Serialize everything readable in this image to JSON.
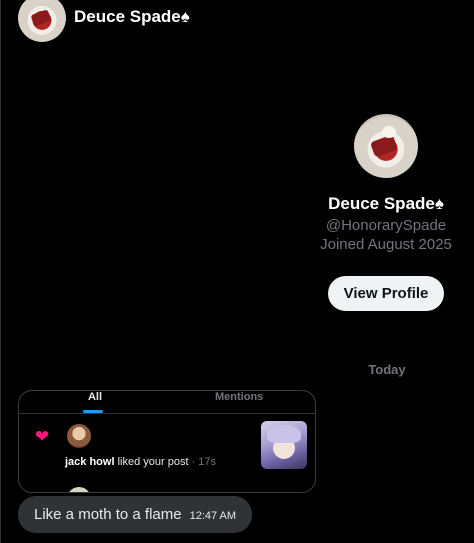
{
  "header": {
    "name": "Deuce Spade♠",
    "avatar_icon": "user-avatar"
  },
  "profile": {
    "name": "Deuce Spade♠",
    "handle": "@HonorarySpade",
    "joined": "Joined August 2025",
    "view_profile_label": "View Profile"
  },
  "divider_label": "Today",
  "shared_image": {
    "tabs": [
      "All",
      "Mentions"
    ],
    "active_tab": "All",
    "notification": {
      "icon": "heart-icon",
      "user": "jack howl",
      "action": " liked your post",
      "time": " · 17s"
    }
  },
  "message": {
    "text": "Like a moth to a flame",
    "time": "12:47 AM"
  },
  "colors": {
    "background": "#000000",
    "accent_blue": "#1d9bf0",
    "like_pink": "#f91880",
    "bubble": "#2f3336",
    "muted_text": "#71767b"
  }
}
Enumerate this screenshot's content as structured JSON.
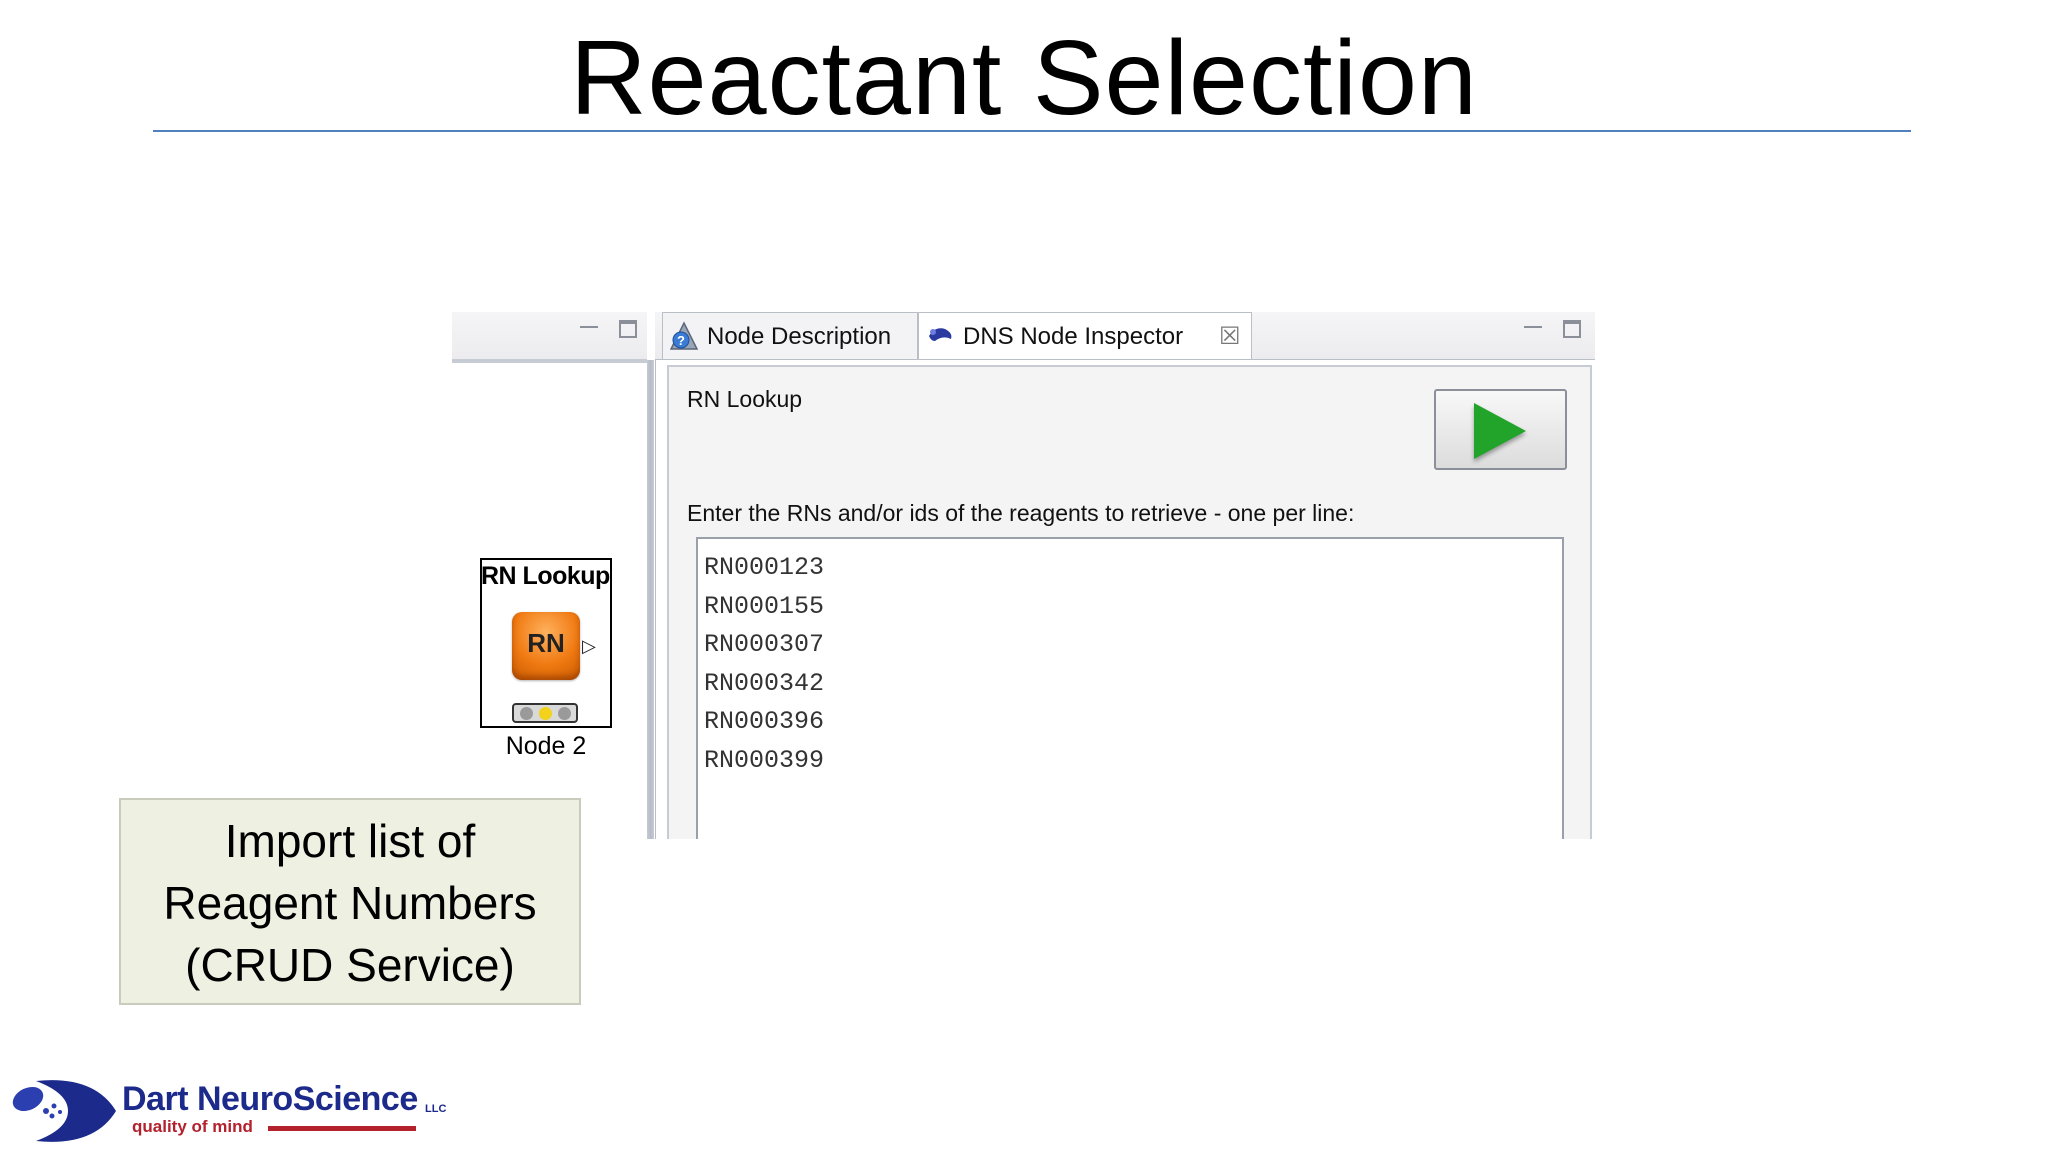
{
  "slide": {
    "title": "Reactant Selection"
  },
  "node": {
    "title": "RN Lookup",
    "icon_text": "RN",
    "label": "Node 2",
    "status_colors": [
      "#9a9a9a",
      "#f2d21b",
      "#9a9a9a"
    ]
  },
  "inspector": {
    "tabs": [
      {
        "label": "Node Description",
        "icon": "help-icon"
      },
      {
        "label": "DNS Node Inspector",
        "icon": "dns-icon"
      }
    ],
    "section_title": "RN Lookup",
    "run_icon": "play-icon",
    "instruction": "Enter the RNs and/or ids of the reagents to retrieve - one per line:",
    "reagent_numbers": [
      "RN000123",
      "RN000155",
      "RN000307",
      "RN000342",
      "RN000396",
      "RN000399"
    ]
  },
  "callout": {
    "lines": [
      "Import list of",
      "Reagent Numbers",
      "(CRUD Service)"
    ]
  },
  "logo": {
    "name": "Dart NeuroScience",
    "suffix": "LLC",
    "tagline": "quality of mind"
  },
  "colors": {
    "title_rule": "#4f81bd",
    "play": "#22a32a",
    "node_orange": "#f07a12",
    "callout_bg": "#eef0e2",
    "logo_blue": "#1c2a8c",
    "logo_red": "#b3212c"
  }
}
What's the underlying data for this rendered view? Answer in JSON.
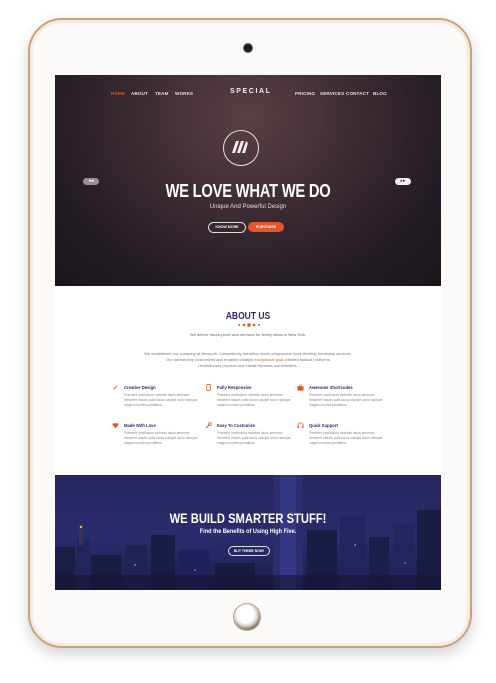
{
  "nav": {
    "left": [
      "HOME",
      "ABOUT",
      "TEAM",
      "WORKS"
    ],
    "right": [
      "PRICING",
      "SERVICES",
      "CONTACT",
      "BLOG"
    ],
    "logo": "SPECIAL"
  },
  "hero": {
    "title": "WE LOVE WHAT WE DO",
    "subtitle": "Unique And Powerful Design",
    "know_more": "KNOW MORE",
    "purchase": "PURCHASE",
    "prev": "◂◂",
    "next": "▸▸"
  },
  "about": {
    "title": "ABOUT US",
    "lead": "We deliver future-proof web services for timely ideas in New York.",
    "para_1": "We established our company at Newyork. Competently transition inside progressive back thinking functional services.",
    "para_2a": "Our partnership customized and enabled catalyst ",
    "para_2b": "exceptional goal",
    "para_2c": " oriented tactical platforms",
    "para_3": "revolutionary process and initiate dynamic communities."
  },
  "features": [
    {
      "title": "Creative Design",
      "icon": "rocket-icon"
    },
    {
      "title": "Fully Responsive",
      "icon": "mobile-icon"
    },
    {
      "title": "Awesome Shortcodes",
      "icon": "briefcase-icon"
    },
    {
      "title": "Made With Love",
      "icon": "heart-icon"
    },
    {
      "title": "Easy To Customize",
      "icon": "wrench-icon"
    },
    {
      "title": "Quick Support",
      "icon": "headset-icon"
    }
  ],
  "feature_text": "Praesent vestibulum molestie lacus aenenan hendrerit mauris polis lacus suscipit socio natoque magnis montes penatibus.",
  "cta": {
    "title": "WE BUILD SMARTER STUFF!",
    "subtitle": "Find the Benefits of Using High Five.",
    "button": "BUY THEME NOW!"
  },
  "colors": {
    "accent": "#e8552a",
    "navy": "#2b2a6e"
  }
}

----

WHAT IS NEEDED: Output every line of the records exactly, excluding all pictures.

RESPONSE BOX:
Serialize everything readable in this image to JSON.
{
  "header": {
    "name": "Deuce Spade♠",
    "avatar_icon": "user-avatar"
  },
  "profile": {
    "name": "Deuce Spade♠",
    "handle": "@HonorarySpade",
    "joined": "Joined August 2025",
    "view_profile_label": "View Profile"
  },
  "divider_label": "Today",
  "shared_image": {
    "tabs": [
      "All",
      "Mentions"
    ],
    "active_tab": "All",
    "notification": {
      "icon": "heart-icon",
      "user": "jack howl",
      "action": " liked your post",
      "time": " · 17s"
    }
  },
  "message": {
    "text": "Like a moth to a flame",
    "time": "12:47 AM"
  },
  "colors": {
    "background": "#000000",
    "accent_blue": "#1d9bf0",
    "like_pink": "#f91880",
    "bubble": "#2f3336",
    "muted_text": "#71767b"
  }
}
Enumerate this screenshot's content as structured JSON.
{
  "slide": {
    "title": "Reactant Selection"
  },
  "node": {
    "title": "RN Lookup",
    "icon_text": "RN",
    "label": "Node 2",
    "status_colors": [
      "#9a9a9a",
      "#f2d21b",
      "#9a9a9a"
    ]
  },
  "inspector": {
    "tabs": [
      {
        "label": "Node Description",
        "icon": "help-icon"
      },
      {
        "label": "DNS Node Inspector",
        "icon": "dns-icon"
      }
    ],
    "section_title": "RN Lookup",
    "run_icon": "play-icon",
    "instruction": "Enter the RNs and/or ids of the reagents to retrieve - one per line:",
    "reagent_numbers": [
      "RN000123",
      "RN000155",
      "RN000307",
      "RN000342",
      "RN000396",
      "RN000399"
    ]
  },
  "callout": {
    "lines": [
      "Import list of",
      "Reagent Numbers",
      "(CRUD Service)"
    ]
  },
  "logo": {
    "name": "Dart NeuroScience",
    "suffix": "LLC",
    "tagline": "quality of mind"
  },
  "colors": {
    "title_rule": "#4f81bd",
    "play": "#22a32a",
    "node_orange": "#f07a12",
    "callout_bg": "#eef0e2",
    "logo_blue": "#1c2a8c",
    "logo_red": "#b3212c"
  }
}
What's the underlying data for this rendered view? Answer in JSON.
{
  "nav": {
    "left": [
      "HOME",
      "ABOUT",
      "TEAM",
      "WORKS"
    ],
    "right": [
      "PRICING",
      "SERVICES",
      "CONTACT",
      "BLOG"
    ],
    "logo": "SPECIAL"
  },
  "hero": {
    "title": "WE LOVE WHAT WE DO",
    "subtitle": "Unique And Powerful Design",
    "know_more": "KNOW MORE",
    "purchase": "PURCHASE",
    "prev": "◂◂",
    "next": "▸▸"
  },
  "about": {
    "title": "ABOUT US",
    "lead": "We deliver future-proof web services for timely ideas in New York.",
    "para_1": "We established our company at Newyork. Competently transition inside progressive back thinking functional services.",
    "para_2a": "Our partnership customized and enabled catalyst ",
    "para_2b": "exceptional goal",
    "para_2c": " oriented tactical platforms",
    "para_3": "revolutionary process and initiate dynamic communities."
  },
  "features": [
    {
      "title": "Creative Design",
      "icon": "rocket-icon"
    },
    {
      "title": "Fully Responsive",
      "icon": "mobile-icon"
    },
    {
      "title": "Awesome Shortcodes",
      "icon": "briefcase-icon"
    },
    {
      "title": "Made With Love",
      "icon": "heart-icon"
    },
    {
      "title": "Easy To Customize",
      "icon": "wrench-icon"
    },
    {
      "title": "Quick Support",
      "icon": "headset-icon"
    }
  ],
  "feature_text": "Praesent vestibulum molestie lacus aenenan hendrerit mauris polis lacus suscipit socio natoque magnis montes penatibus.",
  "cta": {
    "title": "WE BUILD SMARTER STUFF!",
    "subtitle": "Find the Benefits of Using High Five.",
    "button": "BUY THEME NOW!"
  },
  "colors": {
    "accent": "#e8552a",
    "navy": "#2b2a6e"
  }
}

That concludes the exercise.